Tom Turrall with his daughter going to collect his V.C. at Buckingham Palace
(30th December 1916)
Tom Turrall finally went to receive his VC from King George V at Buckingham Palace on the 1st January 1917. He took his young daughter and his parents with him (seen here in the adjacent photo). In common with many other VC awardees he was commemorated on a cigarette card, part of a series produced by Gallahers. His home address now was with his parents at 23 Oakley Road in Small Heath.
Turrall returned to the front-line and fought on with the 10th Battalion Worcesters until the armistice. He was finally demobilised in April 1919 and returned to Birmingham to resume his painting and decorating work at the Council.
Prior to his return it was announced on 24th February 1919 in the local Birmingham press that a committee had been formed in Small Heath for the purpose of making a presentation to Turrall in recognition of his achievements. It was mentioned that all of the Birmingham MPs and City Council members were to be asked to assist.
After the loss of his first wife Turrall remarried, this time to Daisy May Davis in 1920 in Aston.
Throughout the rest of his life he was a keen attender of military reunions in Worcester and was much to the fore on parades and ceremonies.
Gallahers cigarette card
After the war in common with many other V.C. awardees he was commemorated on a cigarette card, part of a series produced by Gallahers.
After attending HM Queen Elizabeth II Garden Party in the grounds of Buckingham Palace for holders of the VC on the 17th July 1962, in October of that year he decided to sell his VC medal group as he thought he was too old to attend future ceremonies at which he would wear his V.C. He thought the money from they sale would help him to eke out his pension.

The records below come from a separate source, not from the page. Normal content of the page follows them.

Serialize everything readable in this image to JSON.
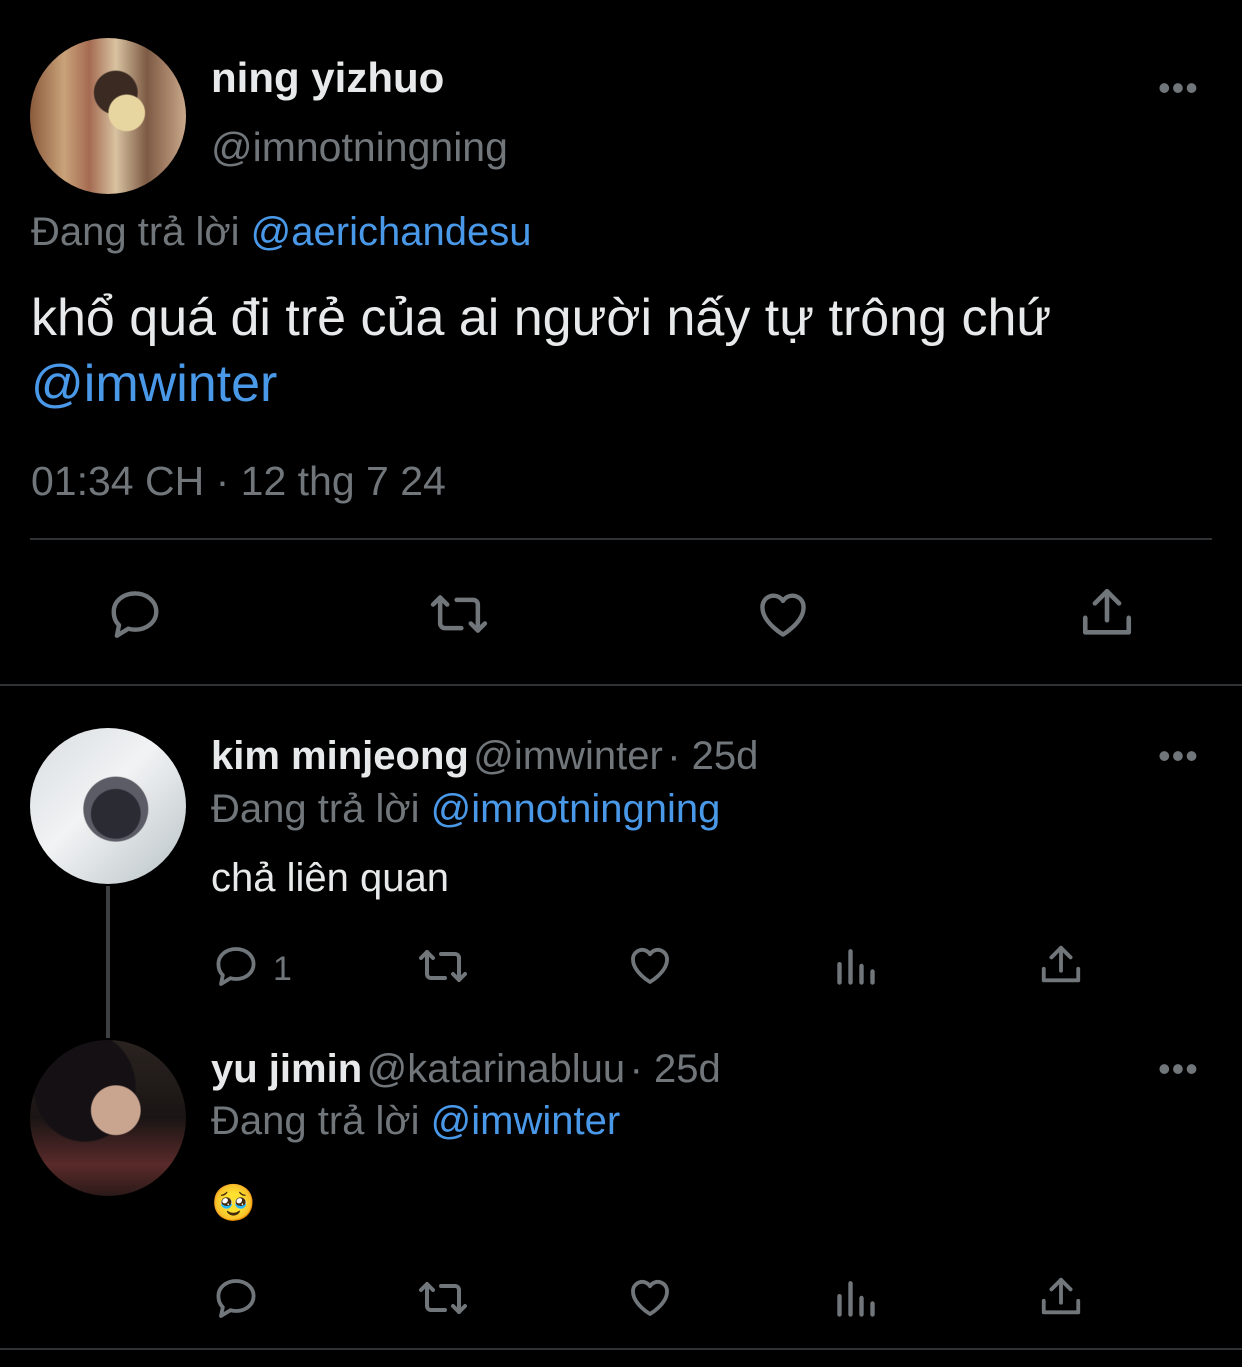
{
  "main_tweet": {
    "author_name": "ning yizhuo",
    "author_handle": "@imnotningning",
    "reply_prefix": "Đang trả lời",
    "reply_to": "@aerichandesu",
    "text": "khổ quá đi trẻ của ai người nấy tự trông chứ",
    "mention": "@imwinter",
    "timestamp": "01:34 CH · 12 thg 7 24",
    "more_label": "•••",
    "actions": [
      "reply-icon",
      "retweet-icon",
      "like-icon",
      "share-icon"
    ]
  },
  "replies": [
    {
      "author_name": "kim minjeong",
      "author_handle": "@imwinter",
      "age": "· 25d",
      "reply_prefix": "Đang trả lời",
      "reply_to": "@imnotningning",
      "text": "chả liên quan",
      "reply_count": "1",
      "more_label": "•••"
    },
    {
      "author_name": "yu jimin",
      "author_handle": "@katarinabluu",
      "age": "· 25d",
      "reply_prefix": "Đang trả lời",
      "reply_to": "@imwinter",
      "text": "🥹",
      "reply_count": "",
      "more_label": "•••"
    }
  ],
  "colors": {
    "background": "#000000",
    "text": "#e7e9ea",
    "muted": "#71767b",
    "link": "#4a99e9",
    "divider": "#2f3336"
  }
}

When the Birminham Branch of the Worcestershire Regiment Association heard about this they persuaded him not to sell and approached the Regimental H.Q. at Norton Barracks, Worcester who raised the money to buy the medal group after an appeal to past and present members of the Regiment. The Regiment decided to buy the medal group for £500 but agreed that Tom Turrall would keep the medals until he died, after which they would go to then go to Regimental Museum.
Tom Turrall and his wife Daisy (1961)

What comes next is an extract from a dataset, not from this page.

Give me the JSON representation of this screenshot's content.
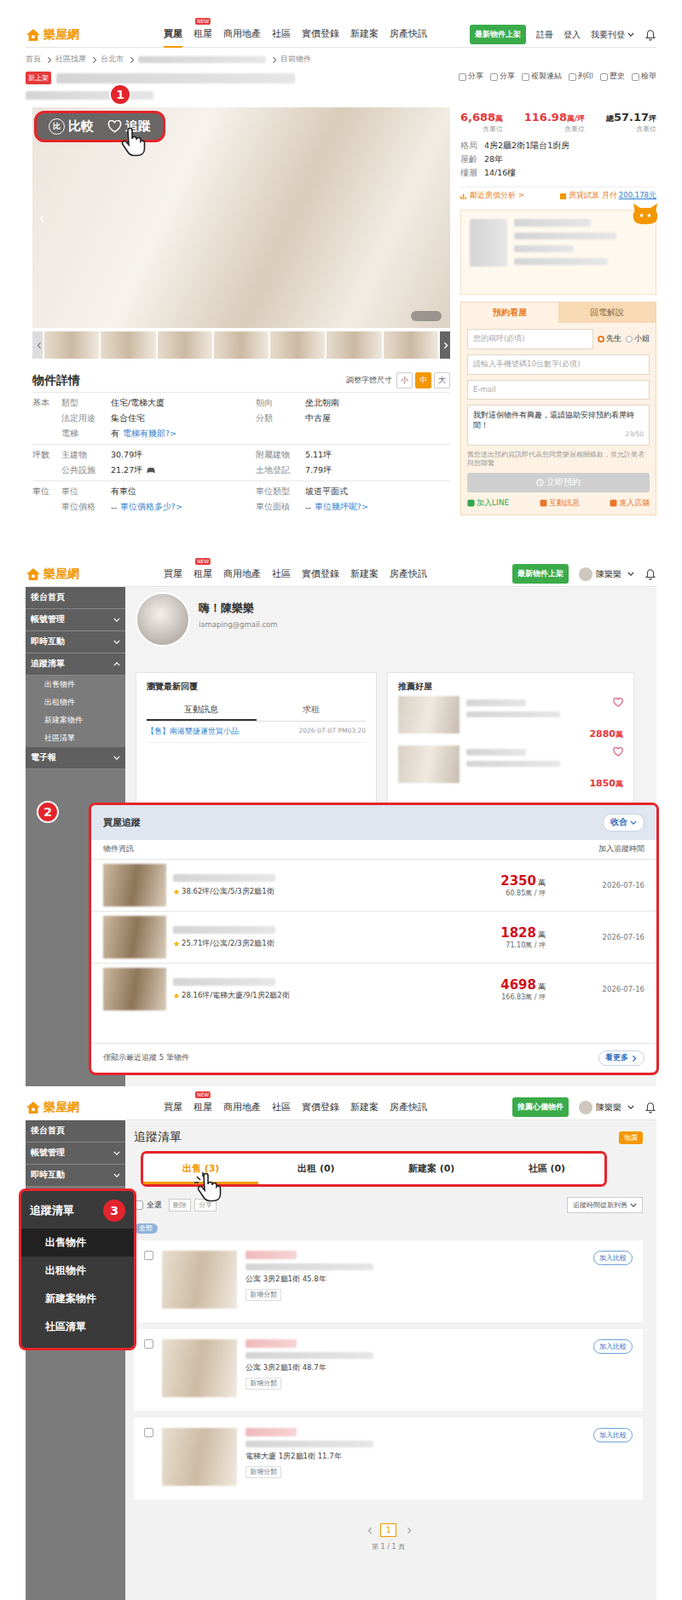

Brigadier D. H. Nott and Tom Turrall V.C
at the Worcestershire Regiment Freedom to the Dudley parade
(8th April 1961)
in 1964 just before his death
note the official V.C. photo of him from 1917 in the background)
Tom Turrall died suddenly aged 78 on the 21st February 1964 in Selly Oak Hospital, Birmingham. Although he was obviously ill it still came as a great surprise. Only two days before his death he had been visited by Lieutenant-Colonel C. P. Vaughan and Lieutenant-Colonel J. D. Ricketts from the Worcestershire Regiment Headquarters. The two men had found him to be in good spirts and there seemed no reason to expect his untimely death. The funeral was held at Robin Hood Cemetery on 28th February.
Local resident named Len Copsey cleans and tends the grave
Thomas George Turrall V.C. gravestone at Robin Hood Cemetery, Solihull
His grave can be found in section A-4 North, grave 193. Coming up the main drive towards the Chapel, A4 North lies halfway up on the right hand side. The headstone reads: "In honoured memory of T.G. Turrall V.C., the Worcestershire Regiment, 5th July 1885 21st Feb 1964, erected by the regiment".
(photo provided by Mark Rogers)
Thomas George Turrall V.C. medal group
1914 - 15 Star
British War Medal
King George VI Coronation Medal
Queen Elizabeth II Coronation Medal